PROBLEM REQUIREMENTS: All of the records must be repeated exactly.

Data records for software interfaces:
########

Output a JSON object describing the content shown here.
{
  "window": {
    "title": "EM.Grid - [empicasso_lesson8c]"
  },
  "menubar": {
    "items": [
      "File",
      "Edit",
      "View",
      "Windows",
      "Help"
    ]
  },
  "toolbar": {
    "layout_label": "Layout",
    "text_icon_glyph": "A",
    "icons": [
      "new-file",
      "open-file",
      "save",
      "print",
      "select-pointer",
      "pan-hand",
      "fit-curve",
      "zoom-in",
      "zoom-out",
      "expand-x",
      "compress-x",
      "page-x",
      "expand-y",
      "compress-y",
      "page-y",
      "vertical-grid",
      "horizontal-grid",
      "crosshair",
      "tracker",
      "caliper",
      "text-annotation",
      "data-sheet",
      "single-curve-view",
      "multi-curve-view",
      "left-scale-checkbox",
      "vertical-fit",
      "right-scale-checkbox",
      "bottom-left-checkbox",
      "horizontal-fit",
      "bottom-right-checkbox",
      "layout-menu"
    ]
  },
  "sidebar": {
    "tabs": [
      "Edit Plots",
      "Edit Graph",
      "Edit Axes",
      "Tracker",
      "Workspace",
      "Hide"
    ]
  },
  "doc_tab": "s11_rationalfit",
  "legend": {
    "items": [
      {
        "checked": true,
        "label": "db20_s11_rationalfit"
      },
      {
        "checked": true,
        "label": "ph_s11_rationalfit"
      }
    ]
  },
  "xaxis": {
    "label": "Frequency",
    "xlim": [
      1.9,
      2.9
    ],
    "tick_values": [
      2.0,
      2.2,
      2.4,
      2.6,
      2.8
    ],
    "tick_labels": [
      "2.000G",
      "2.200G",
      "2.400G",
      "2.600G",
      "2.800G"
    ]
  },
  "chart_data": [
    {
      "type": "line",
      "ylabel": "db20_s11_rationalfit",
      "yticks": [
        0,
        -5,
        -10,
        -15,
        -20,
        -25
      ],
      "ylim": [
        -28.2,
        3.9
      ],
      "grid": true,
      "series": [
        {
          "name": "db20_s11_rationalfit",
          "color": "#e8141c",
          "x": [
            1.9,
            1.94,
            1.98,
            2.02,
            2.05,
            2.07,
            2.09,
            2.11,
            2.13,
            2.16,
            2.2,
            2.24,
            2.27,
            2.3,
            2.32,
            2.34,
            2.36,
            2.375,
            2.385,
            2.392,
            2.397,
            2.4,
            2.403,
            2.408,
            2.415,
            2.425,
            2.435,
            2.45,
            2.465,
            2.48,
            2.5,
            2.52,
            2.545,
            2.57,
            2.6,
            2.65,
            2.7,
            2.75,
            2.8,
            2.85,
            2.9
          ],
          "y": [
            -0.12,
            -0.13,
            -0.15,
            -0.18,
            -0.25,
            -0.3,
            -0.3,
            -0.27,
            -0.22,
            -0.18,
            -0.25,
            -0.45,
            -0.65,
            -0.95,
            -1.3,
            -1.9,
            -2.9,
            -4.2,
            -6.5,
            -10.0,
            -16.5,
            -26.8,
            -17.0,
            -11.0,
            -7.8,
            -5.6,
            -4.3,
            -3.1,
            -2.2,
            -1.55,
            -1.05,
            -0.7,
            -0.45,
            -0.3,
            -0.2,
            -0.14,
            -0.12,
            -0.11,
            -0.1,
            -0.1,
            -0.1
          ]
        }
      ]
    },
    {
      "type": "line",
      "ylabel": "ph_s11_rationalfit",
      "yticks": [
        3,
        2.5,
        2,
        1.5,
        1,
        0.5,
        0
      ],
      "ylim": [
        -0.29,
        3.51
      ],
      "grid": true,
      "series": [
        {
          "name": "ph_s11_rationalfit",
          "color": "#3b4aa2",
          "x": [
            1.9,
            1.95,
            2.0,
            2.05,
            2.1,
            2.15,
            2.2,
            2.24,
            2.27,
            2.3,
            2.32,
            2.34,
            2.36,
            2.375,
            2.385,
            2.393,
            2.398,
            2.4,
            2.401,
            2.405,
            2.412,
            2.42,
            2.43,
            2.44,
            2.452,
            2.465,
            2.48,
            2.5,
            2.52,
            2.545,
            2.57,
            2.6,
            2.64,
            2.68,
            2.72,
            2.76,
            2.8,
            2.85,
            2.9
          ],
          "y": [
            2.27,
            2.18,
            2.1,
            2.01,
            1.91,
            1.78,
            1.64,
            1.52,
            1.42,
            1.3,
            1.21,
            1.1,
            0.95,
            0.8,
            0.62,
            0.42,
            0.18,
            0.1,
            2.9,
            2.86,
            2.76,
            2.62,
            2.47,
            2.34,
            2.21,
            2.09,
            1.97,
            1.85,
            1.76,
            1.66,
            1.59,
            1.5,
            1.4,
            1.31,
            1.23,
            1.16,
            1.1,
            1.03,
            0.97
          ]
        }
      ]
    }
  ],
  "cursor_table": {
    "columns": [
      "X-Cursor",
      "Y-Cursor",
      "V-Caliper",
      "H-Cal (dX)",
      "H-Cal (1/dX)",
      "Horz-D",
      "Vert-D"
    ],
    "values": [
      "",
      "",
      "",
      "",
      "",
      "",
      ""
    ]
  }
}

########

EXERCISE SOLUTION:
Output a JSON object describing the content shown here.
{
  "window": {
    "title": "EM.Grid - [empicasso_lesson8c]"
  },
  "menubar": {
    "items": [
      "File",
      "Edit",
      "View",
      "Windows",
      "Help"
    ]
  },
  "toolbar": {
    "layout_label": "Layout",
    "text_icon_glyph": "A",
    "icons": [
      "new-file",
      "open-file",
      "save",
      "print",
      "select-pointer",
      "pan-hand",
      "fit-curve",
      "zoom-in",
      "zoom-out",
      "expand-x",
      "compress-x",
      "page-x",
      "expand-y",
      "compress-y",
      "page-y",
      "vertical-grid",
      "horizontal-grid",
      "crosshair",
      "tracker",
      "caliper",
      "text-annotation",
      "data-sheet",
      "single-curve-view",
      "multi-curve-view",
      "left-scale-checkbox",
      "vertical-fit",
      "right-scale-checkbox",
      "bottom-left-checkbox",
      "horizontal-fit",
      "bottom-right-checkbox",
      "layout-menu"
    ]
  },
  "sidebar": {
    "tabs": [
      "Edit Plots",
      "Edit Graph",
      "Edit Axes",
      "Tracker",
      "Workspace",
      "Hide"
    ]
  },
  "doc_tab": "s11_rationalfit",
  "legend": {
    "items": [
      {
        "checked": true,
        "label": "db20_s11_rationalfit"
      },
      {
        "checked": true,
        "label": "ph_s11_rationalfit"
      }
    ]
  },
  "xaxis": {
    "label": "Frequency",
    "xlim": [
      1.9,
      2.9
    ],
    "tick_values": [
      2.0,
      2.2,
      2.4,
      2.6,
      2.8
    ],
    "tick_labels": [
      "2.000G",
      "2.200G",
      "2.400G",
      "2.600G",
      "2.800G"
    ]
  },
  "chart_data": [
    {
      "type": "line",
      "ylabel": "db20_s11_rationalfit",
      "yticks": [
        0,
        -5,
        -10,
        -15,
        -20,
        -25
      ],
      "ylim": [
        -28.2,
        3.9
      ],
      "grid": true,
      "series": [
        {
          "name": "db20_s11_rationalfit",
          "color": "#e8141c",
          "x": [
            1.9,
            1.94,
            1.98,
            2.02,
            2.05,
            2.07,
            2.09,
            2.11,
            2.13,
            2.16,
            2.2,
            2.24,
            2.27,
            2.3,
            2.32,
            2.34,
            2.36,
            2.375,
            2.385,
            2.392,
            2.397,
            2.4,
            2.403,
            2.408,
            2.415,
            2.425,
            2.435,
            2.45,
            2.465,
            2.48,
            2.5,
            2.52,
            2.545,
            2.57,
            2.6,
            2.65,
            2.7,
            2.75,
            2.8,
            2.85,
            2.9
          ],
          "y": [
            -0.12,
            -0.13,
            -0.15,
            -0.18,
            -0.25,
            -0.3,
            -0.3,
            -0.27,
            -0.22,
            -0.18,
            -0.25,
            -0.45,
            -0.65,
            -0.95,
            -1.3,
            -1.9,
            -2.9,
            -4.2,
            -6.5,
            -10.0,
            -16.5,
            -26.8,
            -17.0,
            -11.0,
            -7.8,
            -5.6,
            -4.3,
            -3.1,
            -2.2,
            -1.55,
            -1.05,
            -0.7,
            -0.45,
            -0.3,
            -0.2,
            -0.14,
            -0.12,
            -0.11,
            -0.1,
            -0.1,
            -0.1
          ]
        }
      ]
    },
    {
      "type": "line",
      "ylabel": "ph_s11_rationalfit",
      "yticks": [
        3,
        2.5,
        2,
        1.5,
        1,
        0.5,
        0
      ],
      "ylim": [
        -0.29,
        3.51
      ],
      "grid": true,
      "series": [
        {
          "name": "ph_s11_rationalfit",
          "color": "#3b4aa2",
          "x": [
            1.9,
            1.95,
            2.0,
            2.05,
            2.1,
            2.15,
            2.2,
            2.24,
            2.27,
            2.3,
            2.32,
            2.34,
            2.36,
            2.375,
            2.385,
            2.393,
            2.398,
            2.4,
            2.401,
            2.405,
            2.412,
            2.42,
            2.43,
            2.44,
            2.452,
            2.465,
            2.48,
            2.5,
            2.52,
            2.545,
            2.57,
            2.6,
            2.64,
            2.68,
            2.72,
            2.76,
            2.8,
            2.85,
            2.9
          ],
          "y": [
            2.27,
            2.18,
            2.1,
            2.01,
            1.91,
            1.78,
            1.64,
            1.52,
            1.42,
            1.3,
            1.21,
            1.1,
            0.95,
            0.8,
            0.62,
            0.42,
            0.18,
            0.1,
            2.9,
            2.86,
            2.76,
            2.62,
            2.47,
            2.34,
            2.21,
            2.09,
            1.97,
            1.85,
            1.76,
            1.66,
            1.59,
            1.5,
            1.4,
            1.31,
            1.23,
            1.16,
            1.1,
            1.03,
            0.97
          ]
        }
      ]
    }
  ],
  "cursor_table": {
    "columns": [
      "X-Cursor",
      "Y-Cursor",
      "V-Caliper",
      "H-Cal (dX)",
      "H-Cal (1/dX)",
      "Horz-D",
      "Vert-D"
    ],
    "values": [
      "",
      "",
      "",
      "",
      "",
      "",
      ""
    ]
  }
}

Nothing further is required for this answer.